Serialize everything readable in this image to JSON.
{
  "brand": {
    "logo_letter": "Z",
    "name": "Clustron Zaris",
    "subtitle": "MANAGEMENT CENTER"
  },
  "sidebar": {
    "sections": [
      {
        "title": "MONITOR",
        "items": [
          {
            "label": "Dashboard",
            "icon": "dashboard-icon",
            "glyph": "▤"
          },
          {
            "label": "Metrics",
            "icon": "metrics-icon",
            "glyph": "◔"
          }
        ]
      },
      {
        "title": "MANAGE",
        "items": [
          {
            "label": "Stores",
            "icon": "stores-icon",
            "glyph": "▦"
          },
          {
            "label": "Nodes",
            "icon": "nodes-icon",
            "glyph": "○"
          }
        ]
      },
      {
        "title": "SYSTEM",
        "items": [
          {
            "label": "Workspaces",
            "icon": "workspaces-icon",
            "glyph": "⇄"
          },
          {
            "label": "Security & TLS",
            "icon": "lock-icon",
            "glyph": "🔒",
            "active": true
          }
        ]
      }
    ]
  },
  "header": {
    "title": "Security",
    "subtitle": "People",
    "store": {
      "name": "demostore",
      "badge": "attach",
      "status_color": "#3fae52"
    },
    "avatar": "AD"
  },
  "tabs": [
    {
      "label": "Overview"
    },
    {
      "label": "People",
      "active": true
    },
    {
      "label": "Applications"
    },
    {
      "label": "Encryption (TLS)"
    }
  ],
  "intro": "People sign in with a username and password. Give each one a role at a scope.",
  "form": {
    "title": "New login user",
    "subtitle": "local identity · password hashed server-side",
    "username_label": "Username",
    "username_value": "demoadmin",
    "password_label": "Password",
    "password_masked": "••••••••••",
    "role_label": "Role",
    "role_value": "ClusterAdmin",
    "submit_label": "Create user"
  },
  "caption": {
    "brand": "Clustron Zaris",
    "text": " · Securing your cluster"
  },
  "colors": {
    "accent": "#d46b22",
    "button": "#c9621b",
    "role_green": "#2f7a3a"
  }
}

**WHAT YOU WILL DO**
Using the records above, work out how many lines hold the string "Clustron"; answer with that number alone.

**EXERCISE ANSWER**
2